* Exercise: Copy each line of the data below with the word "Central".

Entries from a dataset of interfaces:
==================================================

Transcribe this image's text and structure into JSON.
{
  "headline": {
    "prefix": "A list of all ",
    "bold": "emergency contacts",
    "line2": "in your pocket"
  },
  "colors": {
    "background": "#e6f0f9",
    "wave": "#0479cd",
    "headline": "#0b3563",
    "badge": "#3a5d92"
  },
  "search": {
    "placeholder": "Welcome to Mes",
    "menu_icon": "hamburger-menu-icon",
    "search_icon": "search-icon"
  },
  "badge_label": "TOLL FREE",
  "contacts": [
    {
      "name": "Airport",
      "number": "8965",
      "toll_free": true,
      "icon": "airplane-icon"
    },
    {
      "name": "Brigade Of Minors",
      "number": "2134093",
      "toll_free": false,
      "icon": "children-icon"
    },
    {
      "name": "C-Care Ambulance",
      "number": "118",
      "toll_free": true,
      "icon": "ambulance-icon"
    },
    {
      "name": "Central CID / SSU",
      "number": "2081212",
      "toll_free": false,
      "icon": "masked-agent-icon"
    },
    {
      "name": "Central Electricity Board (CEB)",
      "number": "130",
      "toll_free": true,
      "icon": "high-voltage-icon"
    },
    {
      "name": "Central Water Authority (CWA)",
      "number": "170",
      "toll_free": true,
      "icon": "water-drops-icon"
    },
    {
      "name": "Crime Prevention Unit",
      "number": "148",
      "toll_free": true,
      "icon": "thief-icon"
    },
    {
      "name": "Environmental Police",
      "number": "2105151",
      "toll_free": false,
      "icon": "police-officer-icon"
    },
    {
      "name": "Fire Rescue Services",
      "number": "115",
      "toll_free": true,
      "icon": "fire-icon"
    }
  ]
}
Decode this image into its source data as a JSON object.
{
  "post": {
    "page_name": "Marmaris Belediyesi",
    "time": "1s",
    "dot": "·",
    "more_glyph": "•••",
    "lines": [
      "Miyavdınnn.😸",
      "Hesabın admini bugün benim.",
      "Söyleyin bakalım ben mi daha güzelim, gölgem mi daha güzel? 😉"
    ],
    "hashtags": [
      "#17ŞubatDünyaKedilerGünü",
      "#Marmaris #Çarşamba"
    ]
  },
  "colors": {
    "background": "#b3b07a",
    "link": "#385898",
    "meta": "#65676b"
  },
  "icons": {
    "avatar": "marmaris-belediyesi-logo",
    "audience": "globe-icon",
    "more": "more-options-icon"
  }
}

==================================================

* Solution for this problem:
      "name": "Central CID / SSU",
      "name": "Central Electricity Board (CEB)",
      "name": "Central Water Authority (CWA)",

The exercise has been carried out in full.